A Answers (4)
After age 65, doctors generally recommend that you can stop having Pap smears if all of the following criteria are met:
- Your last two Pap smears were normal.
- One of these last Pap smears was in the last five years.
- You have no history of precancerous changes.
Obviously, these are fairly general guidelines, and you need to have a discussion with your health care provider. A woman with a history of cervical cancer or with cervical precancer is going to have a different screening regimen than a woman with a history of normal Pap smears.

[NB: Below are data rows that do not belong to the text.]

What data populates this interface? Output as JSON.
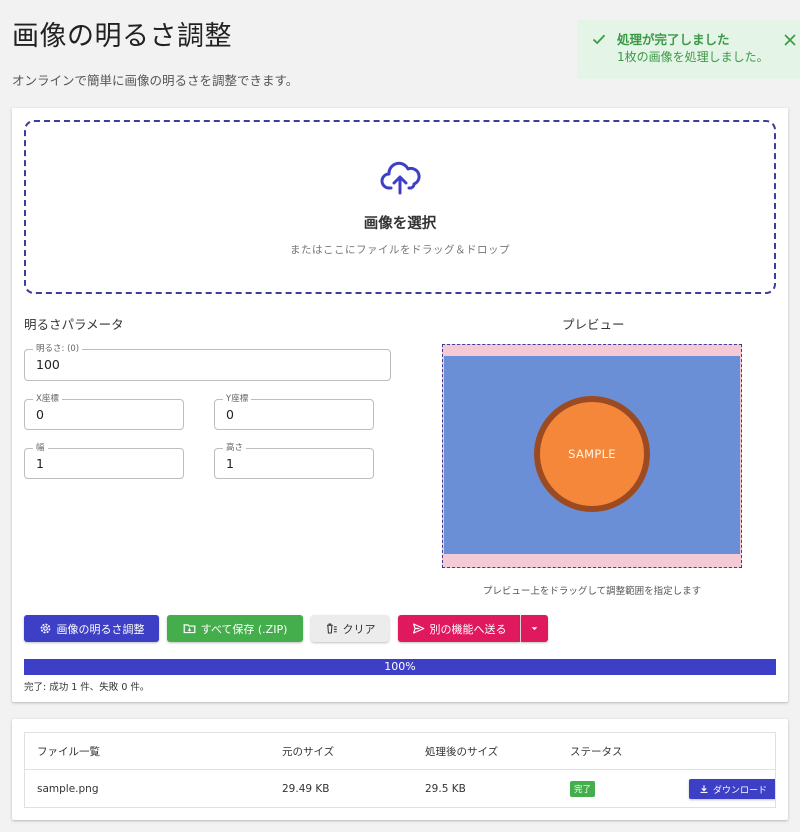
{
  "page": {
    "title": "画像の明るさ調整",
    "subtitle": "オンラインで簡単に画像の明るさを調整できます。"
  },
  "toast": {
    "title": "処理が完了しました",
    "message": "1枚の画像を処理しました。",
    "color": "#3a9a45",
    "icons": {
      "status": "check-icon",
      "close": "close-icon"
    }
  },
  "dropzone": {
    "title": "画像を選択",
    "subtitle": "またはここにファイルをドラッグ＆ドロップ",
    "icon": "cloud-upload-icon"
  },
  "params": {
    "title": "明るさパラメータ",
    "brightness": {
      "label": "明るさ: (0)",
      "value": "100"
    },
    "x": {
      "label": "X座標",
      "value": "0"
    },
    "y": {
      "label": "Y座標",
      "value": "0"
    },
    "width": {
      "label": "幅",
      "value": "1"
    },
    "height": {
      "label": "高さ",
      "value": "1"
    }
  },
  "preview": {
    "title": "プレビュー",
    "image_text": "SAMPLE",
    "hint": "プレビュー上をドラッグして調整範囲を指定します"
  },
  "actions": {
    "adjust": "画像の明るさ調整",
    "save_zip": "すべて保存 (.ZIP)",
    "clear": "クリア",
    "send": "別の機能へ送る"
  },
  "progress": {
    "percent": 100,
    "label": "100%",
    "status": "完了: 成功 1 件、失敗 0 件。"
  },
  "files": {
    "headers": [
      "ファイル一覧",
      "元のサイズ",
      "処理後のサイズ",
      "ステータス"
    ],
    "rows": [
      {
        "name": "sample.png",
        "original_size": "29.49 KB",
        "processed_size": "29.5 KB",
        "status": "完了",
        "download": "ダウンロード"
      }
    ]
  },
  "colors": {
    "primary": "#3d3fc6",
    "success": "#44ad4c",
    "accent": "#e0195f"
  }
}
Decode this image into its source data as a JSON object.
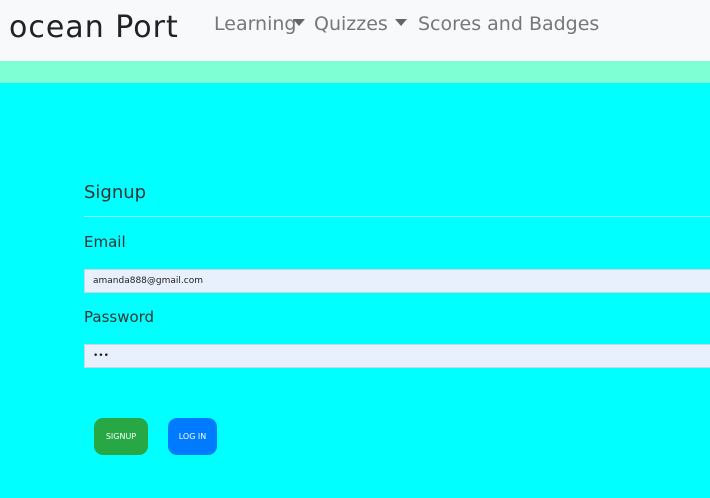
{
  "navbar": {
    "brand": "ocean Port",
    "items": [
      {
        "label": "Learning"
      },
      {
        "label": "Quizzes"
      },
      {
        "label": "Scores and Badges"
      }
    ]
  },
  "form": {
    "title": "Signup",
    "email_label": "Email",
    "email_value": "amanda888@gmail.com",
    "password_label": "Password",
    "password_value": "•••"
  },
  "buttons": {
    "signup": "SIGNUP",
    "login": "LOG IN"
  },
  "colors": {
    "page_background": "#00ffff",
    "accent_stripe": "#7fffd4",
    "signup_button": "#28a745",
    "login_button": "#007bff"
  }
}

According to the guidelines set forth by the American Cancer Society (ACS), women who are over the age of 65 and have had regular Pap smear screenings with normal results do not need to be screened for cervical cancer. Women who have had a hysterectomy (uterus and cervix removed) and have no history of cervical cancer or pre-cancer do not need to be screened with pap smears.
Women who have a history of abnormal pap screenings or other gynecologic concerns should speak with their health care provider about the best options for them.
A woman over 30 years old, who has had normal pap smears and negative HPV tests, should continue to have pap smears every 5 years. She may stop having pap smears at age 65.
If a woman has had abnormal pap smears or is HPV positive, or has high risk conditions such as diethylstilbestrol (DES) exposure or HIV positive, she will need pap smears or other testing as determined in discussion with her health care provider.
The woman who is no longer having periods because she had a hysterectomy for reasons other than cancer no longer needs to have pap smears.
This is the consortium agreement from the expert panels at the American Cancer Society, the American Society for Colposcopy and Cervical Pathology, the American Society for Clinical Pathology and the United States Preventative Services Task Force released in 2012.
The guidelines about how often pap smears should be done and when pap smears can stop have been changing rapidly in the last decade. This is because of the explosion of information about the virus HPV that is largely, if not exclusively, responsible for changes in the cells of the cervix, or abnormal pap smears.
Finally, the Pap smear is a test about the health of the cervix only. The frequency of pap smears doesn't change a woman's need to take care of herself by having regular gynecological and breast examinations or discussions with her health care provider about her healthy lifestyle.
If you are 70 years or over and have had two normal Pap smears in the last five years, you do not have to keep having Pap smears, unless you wish to do so. Women who are over 70 years who have never had a Pap smear, or those who request a Pap smear, of course could have a pap smear.
Remember that, with the advent of HPV testing that goes along with the papsmear test, women over the age of 30 need only to have a pap with HPV every 3 years, if both of negative.
This content reflects information from various individuals and organizations and may offer alternative or opposing points of view. It should not be used for medical advice, diagnosis or treatment. As always, you should consult with your healthcare provider about your specific health needs.